What happens to the loans that the two of you took out? Who should continue to pay them off?
The basic rule is that you both remain jointly and severally liable for the repayment of each loan that you took out together, even after you have separated. This means that the total amount of the remaining debt can be claimed from both of you.
Moreover, the Consumer Credit Act* forbids any changes (e.g. the loan amount, guarantee) to an existing credit contract, even if this is requested with mutual consent. That means that a new contract** must be drawn up for each amendment.
Did you take out a loan together to finance a car, a new interior, a trip or anything else? If so, then you are both severally liable for the repayment of that loan.
There are 2 options:
- You continue to pay off the loan together until its expiry date. In this case, nothing actually changes and you both remain jointly and severally liable.
- You choose optional redemption of the entire amount and potentially ask your ex to pay his or her portion back. Seek advice at your branch about the procedures, conditions and potential costs linked to this.
- Do you want to repay early, but your finances are insufficient? Call in at your bank. In some cases the bank can assign you or your ex a new loan**.
Line of credit

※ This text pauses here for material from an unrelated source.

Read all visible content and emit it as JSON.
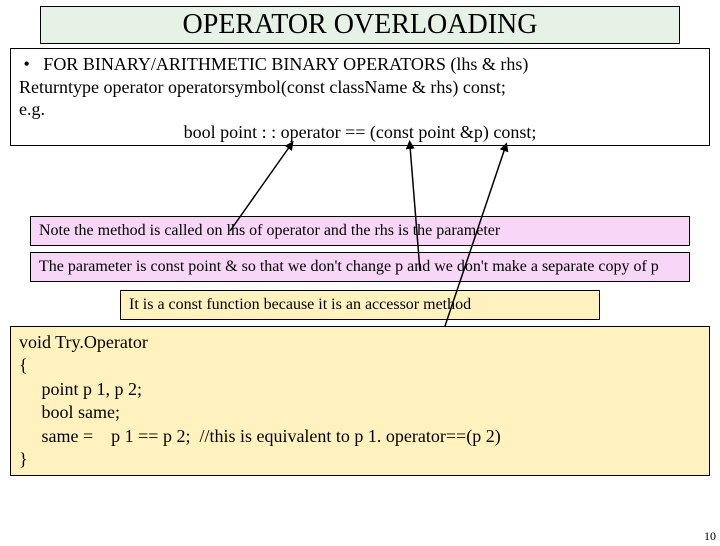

Is a line of credit linked to your joint account (authorized account overdrafts) or one of your partner's accounts for which you also signed? You then both remain jointly and severally liable. Therefore, make sure you check this thoroughly and take the necessary steps to protect yourself.
- You have a joint account with a line of credit
- You are both jointly and severally liable for the repayment of the amount withdrawn on the line of credit. Nevertheless, you can cancel the line of credit in order to prevent misuse in the future. You can keep the joint account if you so choose.
- You are the guarantor for a line of credit linked to your ex-partner's account
- You are also jointly and severally liable for the repayment of the amount withdrawn on the line of credit. The only way to avoid assuming liability for future withdrawals is to cancel your guarantee. In that case, the bank may also cancel the line of credit. Your ex can open a new line of credit** after you have officially separated. Of course, this also applies vice versa, namely if your ex-partner is the guarantor of a line of credit for your account or if he or she also signed for it.
To cancel a line of credit, it is best to visit your bank. They can give you information about the options, conditions and potential costs.
What about a new loan while the separation is not definitive?
If the separation is not definitive yet, then the signature of both partners is almost always necessary in order to take out a new loan. There are of course exceptions. Make an appointment at your branch to discuss your specific situation.
Get in touch with your bank as soon as possible. Think beforehand about what you want to do and, if necessary, use our banking checklist in the case of divorce or separation. Make an appointment so that one of our employees can help you discreetly and efficiently.
* A consumer loan is a loan granted to a consumer in order to help them:
- buy movable property (e.g. a car, a television)
- purchase a service (e.g. organising a wedding)
- pay for various private expenses within the framework of a line of credit
** Remember, borrowing money also costs money.
The instalment loans and the authorized account overdrafts (line of credit on an account) are personal loans subject to the Consumer Credit Act of 12 June 1991. Offer reserved for private individuals who have reached the age of majority, on condition of prior acceptance of your application by ING Belgium and by mutual agreement. The general terms and conditions of ING loans are available at all ING branches and on www.ing.be.